• Information shown:
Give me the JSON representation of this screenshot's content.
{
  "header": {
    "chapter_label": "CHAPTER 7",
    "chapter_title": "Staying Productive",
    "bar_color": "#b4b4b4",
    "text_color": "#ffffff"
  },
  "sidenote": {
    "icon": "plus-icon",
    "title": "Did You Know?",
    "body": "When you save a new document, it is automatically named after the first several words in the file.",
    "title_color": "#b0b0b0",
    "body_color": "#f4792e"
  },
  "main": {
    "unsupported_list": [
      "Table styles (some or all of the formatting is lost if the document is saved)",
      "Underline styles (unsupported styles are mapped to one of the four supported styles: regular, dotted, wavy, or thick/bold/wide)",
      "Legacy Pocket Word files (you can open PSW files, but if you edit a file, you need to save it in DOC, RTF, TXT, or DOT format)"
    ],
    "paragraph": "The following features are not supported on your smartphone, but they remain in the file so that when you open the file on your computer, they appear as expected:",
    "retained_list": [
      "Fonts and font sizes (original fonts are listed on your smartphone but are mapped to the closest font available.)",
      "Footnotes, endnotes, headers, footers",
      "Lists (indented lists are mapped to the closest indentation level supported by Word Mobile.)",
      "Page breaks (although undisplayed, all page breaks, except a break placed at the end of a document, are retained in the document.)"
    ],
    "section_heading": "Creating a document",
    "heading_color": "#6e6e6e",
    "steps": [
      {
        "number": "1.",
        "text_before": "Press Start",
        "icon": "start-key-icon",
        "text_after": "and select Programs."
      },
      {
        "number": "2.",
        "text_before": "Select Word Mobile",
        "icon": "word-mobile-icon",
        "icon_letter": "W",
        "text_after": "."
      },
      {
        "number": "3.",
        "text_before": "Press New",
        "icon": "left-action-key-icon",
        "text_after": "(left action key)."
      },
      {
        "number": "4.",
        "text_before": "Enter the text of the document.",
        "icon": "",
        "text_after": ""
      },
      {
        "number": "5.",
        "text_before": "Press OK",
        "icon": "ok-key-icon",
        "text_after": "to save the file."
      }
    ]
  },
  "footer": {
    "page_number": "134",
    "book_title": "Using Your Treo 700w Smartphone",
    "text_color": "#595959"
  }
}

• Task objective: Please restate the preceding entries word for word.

• Response to the exercise:
Give me the JSON representation of this screenshot's content.
{
  "header": {
    "chapter_label": "CHAPTER 7",
    "chapter_title": "Staying Productive",
    "bar_color": "#b4b4b4",
    "text_color": "#ffffff"
  },
  "sidenote": {
    "icon": "plus-icon",
    "title": "Did You Know?",
    "body": "When you save a new document, it is automatically named after the first several words in the file.",
    "title_color": "#b0b0b0",
    "body_color": "#f4792e"
  },
  "main": {
    "unsupported_list": [
      "Table styles (some or all of the formatting is lost if the document is saved)",
      "Underline styles (unsupported styles are mapped to one of the four supported styles: regular, dotted, wavy, or thick/bold/wide)",
      "Legacy Pocket Word files (you can open PSW files, but if you edit a file, you need to save it in DOC, RTF, TXT, or DOT format)"
    ],
    "paragraph": "The following features are not supported on your smartphone, but they remain in the file so that when you open the file on your computer, they appear as expected:",
    "retained_list": [
      "Fonts and font sizes (original fonts are listed on your smartphone but are mapped to the closest font available.)",
      "Footnotes, endnotes, headers, footers",
      "Lists (indented lists are mapped to the closest indentation level supported by Word Mobile.)",
      "Page breaks (although undisplayed, all page breaks, except a break placed at the end of a document, are retained in the document.)"
    ],
    "section_heading": "Creating a document",
    "heading_color": "#6e6e6e",
    "steps": [
      {
        "number": "1.",
        "text_before": "Press Start",
        "icon": "start-key-icon",
        "text_after": "and select Programs."
      },
      {
        "number": "2.",
        "text_before": "Select Word Mobile",
        "icon": "word-mobile-icon",
        "icon_letter": "W",
        "text_after": "."
      },
      {
        "number": "3.",
        "text_before": "Press New",
        "icon": "left-action-key-icon",
        "text_after": "(left action key)."
      },
      {
        "number": "4.",
        "text_before": "Enter the text of the document.",
        "icon": "",
        "text_after": ""
      },
      {
        "number": "5.",
        "text_before": "Press OK",
        "icon": "ok-key-icon",
        "text_after": "to save the file."
      }
    ]
  },
  "footer": {
    "page_number": "134",
    "book_title": "Using Your Treo 700w Smartphone",
    "text_color": "#595959"
  }
}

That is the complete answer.